(Web page and app entries)
※ ※ ※
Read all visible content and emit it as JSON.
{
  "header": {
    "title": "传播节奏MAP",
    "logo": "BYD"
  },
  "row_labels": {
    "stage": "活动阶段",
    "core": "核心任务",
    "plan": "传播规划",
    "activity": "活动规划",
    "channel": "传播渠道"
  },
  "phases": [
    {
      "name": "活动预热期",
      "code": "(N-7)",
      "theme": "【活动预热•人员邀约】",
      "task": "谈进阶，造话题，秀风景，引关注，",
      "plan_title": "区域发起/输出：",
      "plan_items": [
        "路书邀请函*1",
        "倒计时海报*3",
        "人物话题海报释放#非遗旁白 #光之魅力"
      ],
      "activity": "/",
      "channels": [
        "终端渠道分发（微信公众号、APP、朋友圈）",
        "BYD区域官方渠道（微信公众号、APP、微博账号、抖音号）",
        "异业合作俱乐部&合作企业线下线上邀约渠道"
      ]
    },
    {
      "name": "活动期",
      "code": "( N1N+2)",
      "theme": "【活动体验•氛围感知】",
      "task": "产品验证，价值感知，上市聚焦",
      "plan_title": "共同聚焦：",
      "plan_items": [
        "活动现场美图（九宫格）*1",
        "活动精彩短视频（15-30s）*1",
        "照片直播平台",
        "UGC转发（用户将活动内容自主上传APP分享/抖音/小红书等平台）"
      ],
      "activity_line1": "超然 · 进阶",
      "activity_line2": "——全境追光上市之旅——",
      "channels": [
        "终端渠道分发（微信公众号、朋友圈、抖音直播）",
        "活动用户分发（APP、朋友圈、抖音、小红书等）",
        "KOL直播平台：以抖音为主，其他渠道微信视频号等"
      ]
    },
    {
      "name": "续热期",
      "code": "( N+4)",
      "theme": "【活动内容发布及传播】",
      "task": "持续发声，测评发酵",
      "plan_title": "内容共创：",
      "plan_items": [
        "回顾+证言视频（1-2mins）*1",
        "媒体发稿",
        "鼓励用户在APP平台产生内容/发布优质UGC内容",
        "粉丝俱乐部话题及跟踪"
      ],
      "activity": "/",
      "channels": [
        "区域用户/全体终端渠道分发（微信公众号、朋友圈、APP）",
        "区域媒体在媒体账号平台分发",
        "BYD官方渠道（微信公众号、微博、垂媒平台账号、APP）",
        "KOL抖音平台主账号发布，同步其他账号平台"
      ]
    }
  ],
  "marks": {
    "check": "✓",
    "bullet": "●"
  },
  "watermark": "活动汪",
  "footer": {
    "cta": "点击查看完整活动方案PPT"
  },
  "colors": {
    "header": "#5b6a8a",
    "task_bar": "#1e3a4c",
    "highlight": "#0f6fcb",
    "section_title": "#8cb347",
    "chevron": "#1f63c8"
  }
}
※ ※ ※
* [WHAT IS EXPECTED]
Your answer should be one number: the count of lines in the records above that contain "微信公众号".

* [RESPONSE BOX]
5